And we haven’t even mentioned the collateral damage from the Madoff lawsuit, which currently stands at $83 million. That is, unless Judge Jed Rakoff’s recent ruling, which was favorable to the Mets, is allowed to stand. If Rakoff’s calculations are reversed on appeal, the Wilpons could be on the hook for hundreds of millions more.

That explains everything about the Mets’ restraint over Reyes, and their reaction to losing him on Sunday, which could be distilled to two words: Oh, well.

Nowhere in Alderson’s postmortem was a hint of embarrassment or regret at the way Reyes left, or to whom the war was lost. Not the respected franchises like the Phillies or Giants, but the upstart Marlins, who went crazy with the dollars because of one overriding obsession: They had to have Reyes in the starting lineup on Opening Day in 2012. No matter what.

The Mets? They had no such energy. They had no plan, period. Alderson’s strategy was reduced to hoping no one would consider Reyes worthy of $100-plus million. Then, in a depressed market, the Mets could play to his loyalty.

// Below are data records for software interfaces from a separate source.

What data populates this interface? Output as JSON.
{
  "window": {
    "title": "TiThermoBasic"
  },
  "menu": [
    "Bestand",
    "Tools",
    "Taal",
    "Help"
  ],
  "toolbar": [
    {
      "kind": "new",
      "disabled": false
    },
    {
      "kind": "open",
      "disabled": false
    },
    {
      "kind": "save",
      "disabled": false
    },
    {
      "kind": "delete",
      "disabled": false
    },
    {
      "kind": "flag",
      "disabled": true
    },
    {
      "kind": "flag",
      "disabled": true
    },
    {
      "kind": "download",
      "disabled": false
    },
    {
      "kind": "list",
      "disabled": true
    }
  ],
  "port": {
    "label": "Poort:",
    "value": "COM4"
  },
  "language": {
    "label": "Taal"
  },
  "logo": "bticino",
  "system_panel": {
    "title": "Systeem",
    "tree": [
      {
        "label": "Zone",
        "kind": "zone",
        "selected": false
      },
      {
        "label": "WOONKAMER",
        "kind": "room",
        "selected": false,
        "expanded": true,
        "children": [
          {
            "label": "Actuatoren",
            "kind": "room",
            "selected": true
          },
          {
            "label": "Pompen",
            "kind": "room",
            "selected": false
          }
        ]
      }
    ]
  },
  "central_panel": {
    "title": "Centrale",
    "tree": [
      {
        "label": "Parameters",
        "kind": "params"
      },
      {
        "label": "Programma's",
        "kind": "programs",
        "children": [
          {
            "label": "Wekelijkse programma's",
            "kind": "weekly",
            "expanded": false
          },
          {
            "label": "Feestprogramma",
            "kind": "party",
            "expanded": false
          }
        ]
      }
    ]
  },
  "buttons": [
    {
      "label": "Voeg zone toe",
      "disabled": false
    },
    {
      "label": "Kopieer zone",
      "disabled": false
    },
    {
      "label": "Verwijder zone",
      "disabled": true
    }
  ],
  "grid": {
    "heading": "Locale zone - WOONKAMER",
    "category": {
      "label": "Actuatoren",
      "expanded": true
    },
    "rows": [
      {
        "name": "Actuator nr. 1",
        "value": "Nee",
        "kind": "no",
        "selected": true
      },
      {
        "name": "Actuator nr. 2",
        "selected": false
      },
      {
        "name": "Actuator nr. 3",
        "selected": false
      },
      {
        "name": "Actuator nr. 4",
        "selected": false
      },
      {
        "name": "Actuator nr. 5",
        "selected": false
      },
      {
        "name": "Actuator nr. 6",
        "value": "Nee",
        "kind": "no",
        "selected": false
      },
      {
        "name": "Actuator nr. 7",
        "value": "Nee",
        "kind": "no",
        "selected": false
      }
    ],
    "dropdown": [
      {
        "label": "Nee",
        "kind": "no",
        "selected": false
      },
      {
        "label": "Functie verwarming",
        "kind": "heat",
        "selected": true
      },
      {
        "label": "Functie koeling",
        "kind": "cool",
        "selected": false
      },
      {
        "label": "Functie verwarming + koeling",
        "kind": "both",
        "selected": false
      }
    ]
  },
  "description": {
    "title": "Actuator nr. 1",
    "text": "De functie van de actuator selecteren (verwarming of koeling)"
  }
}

It was a long shot, to be sure, and the Mets ensured their doom by failing to make Reyes a priority. Even when they had a five-day window of negotiating exclusivity, the Mets didn’t see fit to woo Reyes. Now we know why. It’s hard to fake it when you’re broke.